■ **Task directions**:
For the entries below, report the number of lines containing "temperature", without any other content.

■ **Listed records**:
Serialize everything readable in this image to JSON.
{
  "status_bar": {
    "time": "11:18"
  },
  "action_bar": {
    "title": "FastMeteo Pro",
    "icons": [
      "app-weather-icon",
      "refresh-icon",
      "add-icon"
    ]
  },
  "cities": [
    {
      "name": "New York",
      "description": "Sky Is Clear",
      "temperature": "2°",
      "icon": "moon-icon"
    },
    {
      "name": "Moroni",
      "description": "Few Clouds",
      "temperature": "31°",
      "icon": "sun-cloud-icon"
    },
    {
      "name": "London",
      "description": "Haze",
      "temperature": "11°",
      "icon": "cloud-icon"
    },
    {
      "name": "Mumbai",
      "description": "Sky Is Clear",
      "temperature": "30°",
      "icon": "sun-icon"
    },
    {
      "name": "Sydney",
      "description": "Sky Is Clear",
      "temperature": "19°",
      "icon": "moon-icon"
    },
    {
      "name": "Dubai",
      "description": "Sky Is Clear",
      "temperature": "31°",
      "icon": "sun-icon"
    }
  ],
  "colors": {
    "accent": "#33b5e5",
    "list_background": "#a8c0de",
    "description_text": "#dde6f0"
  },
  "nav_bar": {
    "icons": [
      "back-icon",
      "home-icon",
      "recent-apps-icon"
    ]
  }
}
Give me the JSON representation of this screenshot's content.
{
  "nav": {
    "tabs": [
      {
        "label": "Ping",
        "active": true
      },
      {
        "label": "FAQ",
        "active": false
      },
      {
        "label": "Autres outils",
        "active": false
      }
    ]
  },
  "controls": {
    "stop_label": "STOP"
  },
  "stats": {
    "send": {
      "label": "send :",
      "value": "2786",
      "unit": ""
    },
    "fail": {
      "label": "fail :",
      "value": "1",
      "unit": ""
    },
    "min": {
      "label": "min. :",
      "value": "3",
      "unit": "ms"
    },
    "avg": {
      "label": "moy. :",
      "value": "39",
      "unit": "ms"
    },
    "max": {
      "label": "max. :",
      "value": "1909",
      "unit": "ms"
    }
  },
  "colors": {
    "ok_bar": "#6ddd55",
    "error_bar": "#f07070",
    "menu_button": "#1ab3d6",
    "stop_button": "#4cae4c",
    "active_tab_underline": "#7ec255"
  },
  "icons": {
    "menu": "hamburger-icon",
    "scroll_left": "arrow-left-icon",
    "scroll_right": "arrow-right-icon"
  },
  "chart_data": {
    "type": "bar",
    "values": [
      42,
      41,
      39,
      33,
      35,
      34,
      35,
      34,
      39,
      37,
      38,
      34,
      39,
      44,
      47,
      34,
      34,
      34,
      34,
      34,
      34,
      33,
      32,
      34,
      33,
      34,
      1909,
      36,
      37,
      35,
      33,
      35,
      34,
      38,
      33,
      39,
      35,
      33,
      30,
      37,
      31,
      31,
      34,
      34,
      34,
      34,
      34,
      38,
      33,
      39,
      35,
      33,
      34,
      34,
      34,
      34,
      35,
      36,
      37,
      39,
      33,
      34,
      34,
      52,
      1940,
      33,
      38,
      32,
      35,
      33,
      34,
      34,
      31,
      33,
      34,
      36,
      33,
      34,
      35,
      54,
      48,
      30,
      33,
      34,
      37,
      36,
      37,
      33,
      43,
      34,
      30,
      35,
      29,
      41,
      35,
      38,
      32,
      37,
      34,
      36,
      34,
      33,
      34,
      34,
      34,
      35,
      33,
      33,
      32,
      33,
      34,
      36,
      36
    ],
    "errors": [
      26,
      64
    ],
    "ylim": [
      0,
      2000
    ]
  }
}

■ **Written answer**:
6